              if (item.type === "googCertificate") {
                console.log("Your fingerprint is " + item.id);
        }, 500);
      function setLocalDescriptionError(error) {
  function createOfferError(error) {
  { offerToReceiveAudio: true }

To test this go to http://www.kapejod.org/tracking/fingerprint.html and to http://kapejod.org/tracking/fingerprint.html

Each of the two links shows a different fingerprint, because they are on different domains (www.kapejod.org and kapejod.org). Closing the tab, restarting Chrome or even rebooting the computer does not change the fingerprints. :-)

How to track users across multiple domains?

This is pretty straight forward! Let your tracking code insert an iframe into every website you want to track. The iframe will always be loaded from one domain (in my example “kapejod.org” without “www”), resulting in one stable fingerprint.

The only challenge is to extract the fingerprint from the iframe. The browser’s cross origin policy prevents your website from accessing the iframe and also prevents the iframe from accessing the website it is embedded in.

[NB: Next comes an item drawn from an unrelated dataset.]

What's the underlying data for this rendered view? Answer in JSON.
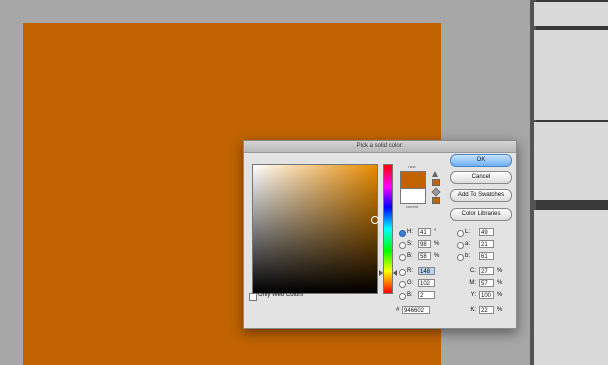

But the point of the cross origin policy is not to prevent leaking information. When inserting the iframe into the website we can pass a (sort of random) unique identifier (a transaction id) to the iframe (as part of the url). Both the website and the iframe will use the same transaction id to load a tracking pixel from a remote server. This way the remote server can combine the information coming from two separate requests.

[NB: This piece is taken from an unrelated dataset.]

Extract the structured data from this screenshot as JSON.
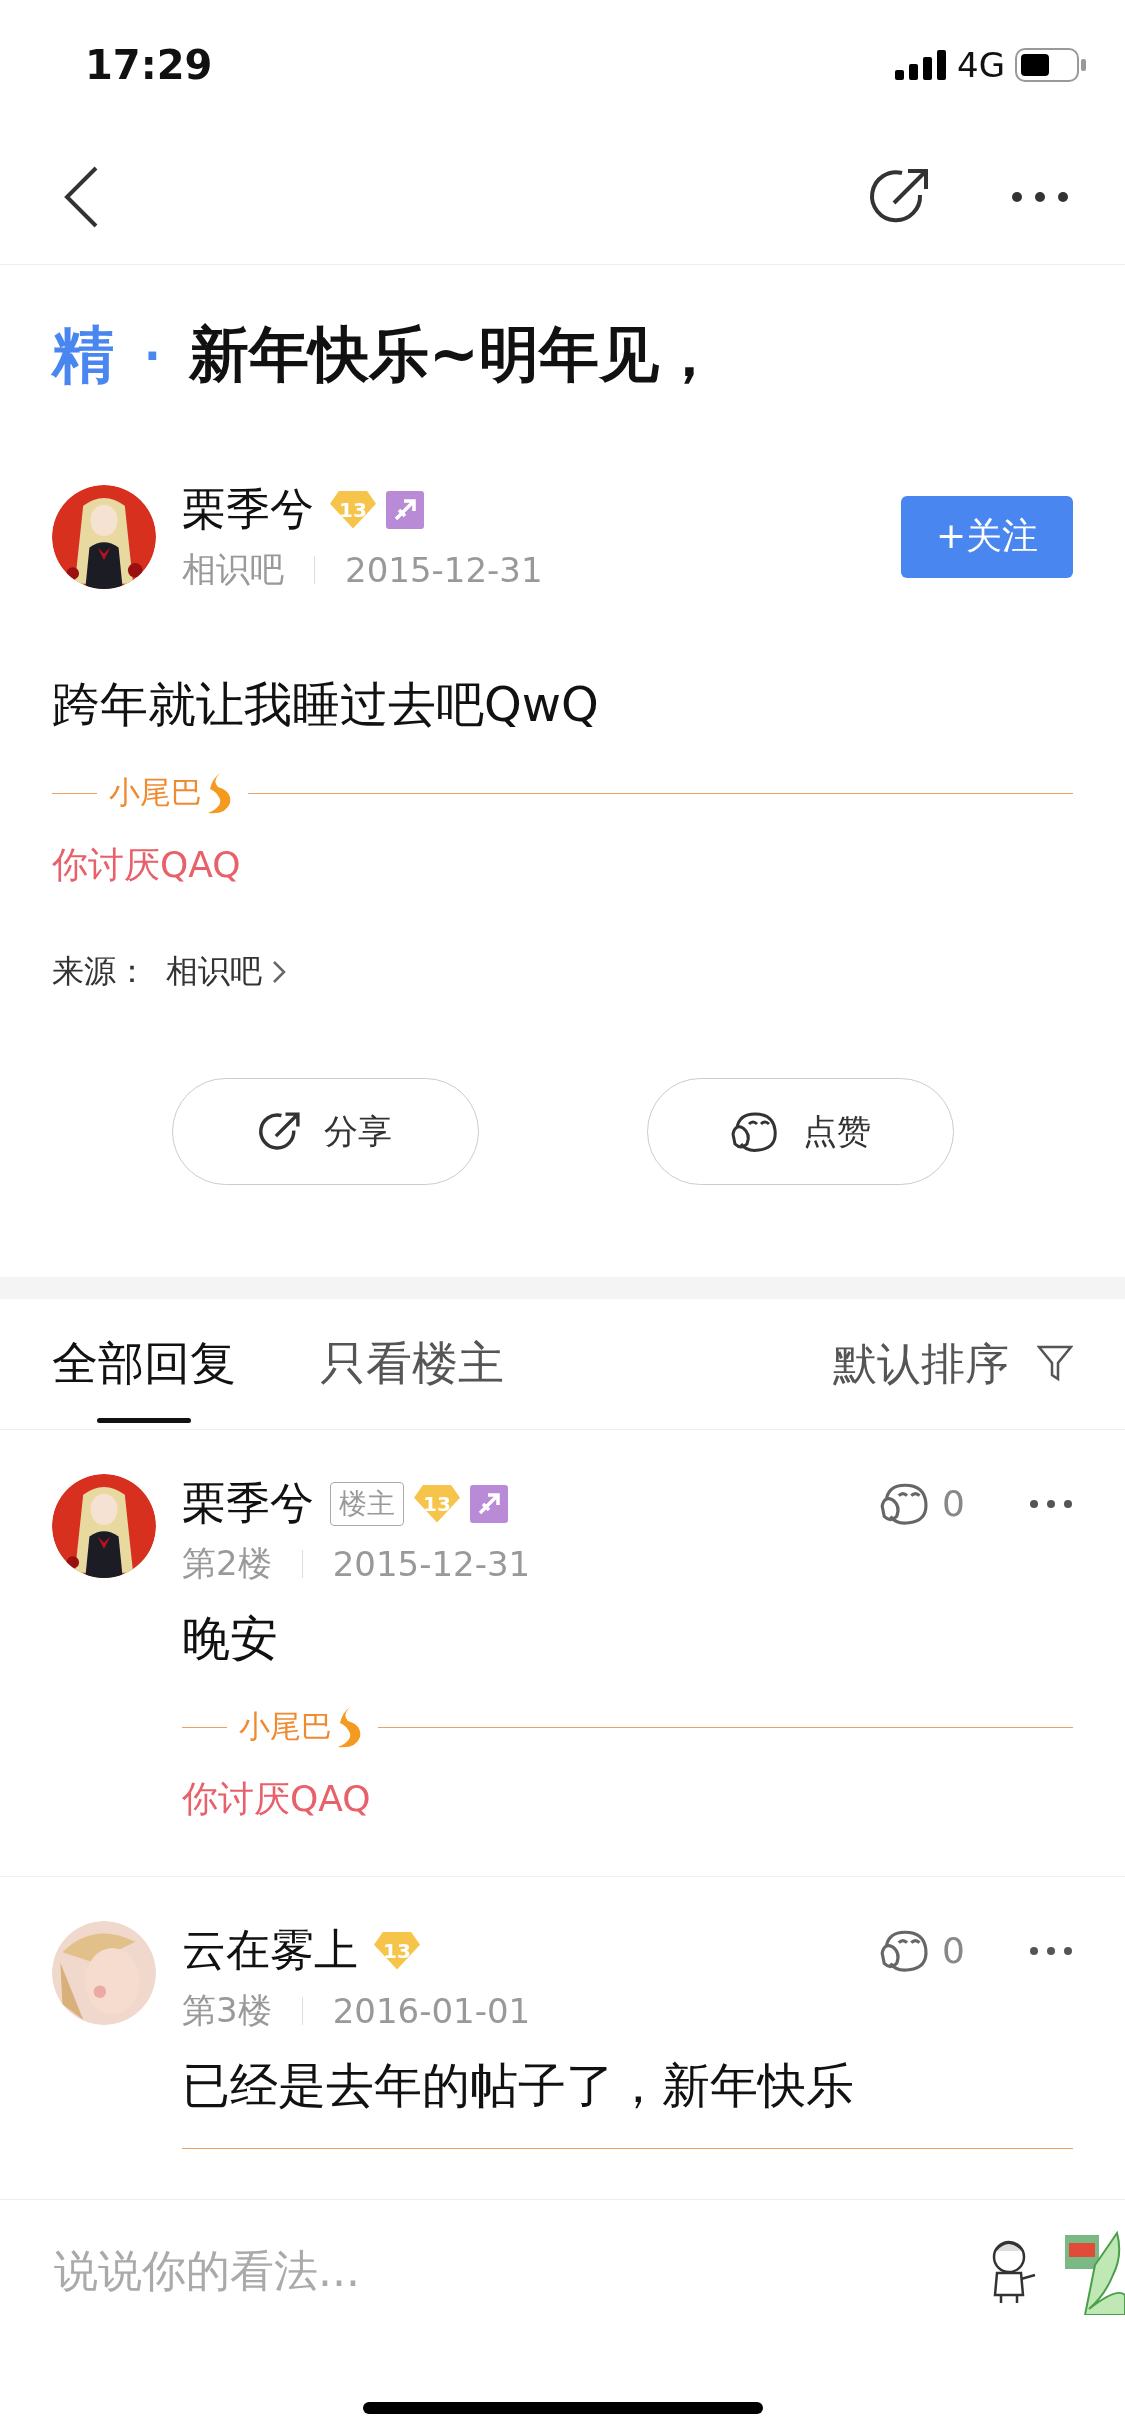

To test this go to http://www.kapejod.org/tracking/test.html and to http://kapejod.org/tracking/test.html. Open the network tab of Chrome’s developer console and compare the urls of the requested “tracking.png”. They should contain the same fingerprint, now!

www.kapejod.org: FE:24:D9:41:F6:AF:31:72:58:DA:08:F2:55:FC:45:A5:0B:D4:C4:E1:C7:F5:27:0E:3B:DF:F4:3C:88:F9:0D:88



kapejod.org: FE:24:D9:41:F6:AF:31:72:58:DA:08:F2:55:FC:45:A5:0B:D4:C4:E1:C7:F5:27:0E:3B:DF:F4:3C:88:F9:0D:88


What used to be two different fingerprints are now one! To make sure that I am not cheating please check for cookies…

The good news and the bad news

Actually the good news is pretty bad, too. The incognito mode of Chrome does not persist the certificates. But to make it generate a new one you have to close ALL incognito tabs. Otherwise you can be tracked across multiple domains.

The bad new is that in normal browsing mode, only clearing your browser data will reset the certificates. Doing that when going to a different website every time is a bit tedious…


Because Google Chrome still supports SRTP key exchange via SDES (to be backwards compatible) it is even possible to retrieve the unique fingerprint without needing a remote server. The website and the iframe, it has inserted, can establish a bidirectional communication using the WebRTC data channel. This works although the iframe cannot send its SDP answer back to the website (but the website can derive the SDP answer from its own SDP offer).

To test it go to http://www.kapejod.org/tracking/track.html and to http://kapejod.org/tracking/track.html. Both pages will show a JS alert with the same fingerprint. If you are still not convinced you can include the following into any other website:

 <script src="https://kapejod.org/tracking/usertrack.js"></script>